Pope Innocent IV, to whose predecessors in the See of Rome the
First Fruits and Tenths of all Ecclesiastical Benefices had for a long
time been paid, gave the same in 1253 to king Henry III for three years.
This occasioned a valuation to be made in the following year, sometimes called Pope Innocent's Valor, sometimes the Vetus Valor, and
sometimes the Norwich Taxation from the circumstance of its having
been executed principally by the Bishop of Norwich. A second
valuation was made at the instigation of Pope Nicholas IV, when,
in 1288, he granted to Edward 1 all the Tenths of the Benefices for
a period of six years. It was a grant towards defraying the expense
of an expedition to the Holy Land, and, in order that the tithe might
be collected to the full value, a survey known as the "Antique
Taxatio Ecclesiastica" was made of all Ecclesiastical possessions. At
the time of these Valors there were seven churches in the Barony,
viz:—Kyrkeby-in-Kendale, Gressemere, Wynandermer, Everesham,
Betham, Burton and Kyrkeby Lounesdale.
Excepting in respect to a certain number of Benefices that lay
adjacent to the Border, which were considerably relieved by Pope
Clement V in 1318 (see vol. ii, p. 2) and called the "Novo Taxatio," the
"Antique" formed the basis of the Papal Taxation for nearly 250 years.
But during this long period great changes took place. As the
spiritual power of the great monastic institutions declined, a very
robust and personal religion animated the people to build private
chantries and other foundations in almost every parish church.

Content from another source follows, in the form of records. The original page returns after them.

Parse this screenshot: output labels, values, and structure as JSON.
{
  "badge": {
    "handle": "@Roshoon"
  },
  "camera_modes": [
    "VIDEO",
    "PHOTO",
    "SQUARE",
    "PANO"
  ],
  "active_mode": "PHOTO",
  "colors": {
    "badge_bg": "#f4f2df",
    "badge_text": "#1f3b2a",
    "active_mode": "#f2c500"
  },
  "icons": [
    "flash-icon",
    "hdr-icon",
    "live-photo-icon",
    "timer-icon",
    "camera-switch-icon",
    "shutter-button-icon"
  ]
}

And
with this personal enthusiasm there also grew up a disposition to
doubt the validity of the Pope's title to supremacy and to question
the political expediency of allowing the Church of Rome to encroach,
as it was increasingly doing, upon the ancient freedom and
property of the English Church. Therefore when the yoke was
finally thrown off, 1533, a new Survey became necessary.
Parliament began a new session on 3rd November, 1534, the
Commission to make the Survey was issued on 30th January, 1535, and
the returns had to be made to the Exchequer by the Octaves of the
In the 14th item of Instructions to the Commissioners it is ordained
that they "serche and know the nombre and names of ev[er]y p[ar]sonage
vicarige chauntrie as well mortized as other and frechapell within ev[er]y
denry . . . . . And the true and entire yerely value of all the londs
ten[an]ts glebes demeanes rentts possessions tithes offerings porc[i]ons pensions and all other p[ro]fetts as well sp[irit]uall as temporall belongyng to ev[er]y
suche p[ar]sonage . . . . . . And the true c[er]tentie of the annuell and
p[er]petuall rentts pensions and synods and p[er?]xis paide and yerely goyng
oute of suche p[ar]sonages vicara[g]es chauntries and frechapells and to
whome suche rentts pe[n]sions synods and p[er?]xis bene yerly payde."
It will be seen then that this Valuation is pre-eminent amongst
Ecclesiastical Records as it is an estimate of the entire ecclesiastical
establishment and made on the very eve of the Reformation. As in
Domesday Boke we are presented with a view of the feudal distributions
of England as they were settled at the Conquest, so here we have the
ecclesiastical distributions as they existed and had existed with
scarcely any alteration from the close of the reign of Henry I.
The Valor at once shows to us that there were only seven Churches
in Kendale before the Reformation, viz:—Kirkeby Kendall, Grysmer,
Wyndeandermer, Evershame, Bethome, Burton and Kirk Lounsdalle,
Further that there was a Hospital for Lepers near Kendall, a Free
Chapel at Windermere and a Chantry under the Chapel of St. Leonard's
at Kirkby Lonsdale. In order, however, to bring each Decanatus up to
ten churches the Rural Deanery of Kendall at this time embraced the
churches of7 Warton with a chantry, 8Bolton, 9Halton and 10Heisham.
So too the Rural Deanery of Kirkby Lounsdall embraced,1 Sedberghe
"et Scola Gram.",2 Kirk Lounsdalle" et Cant.,"3 Whittington,4 Tunstall
"et 2 Cant.,"5 Mellyng,6 Tatham,7 Claughton, 8 Bentham,9 Claypham,
and10 Thornton. And, although not strictly within the sphere ofthese
Records, it is interesting to note that the neighbouring Decanatus de
Furnes et Cartmell embraced 1Cartmel Priory,2 Hawkeshed,3 Ulverston,
4Penyngton, 5Conyngeshed Priory, 6Urswick, 7Aldyngham, 8Furnes
Abbey, 9Dalton and 10Kirkeby Yerlethe.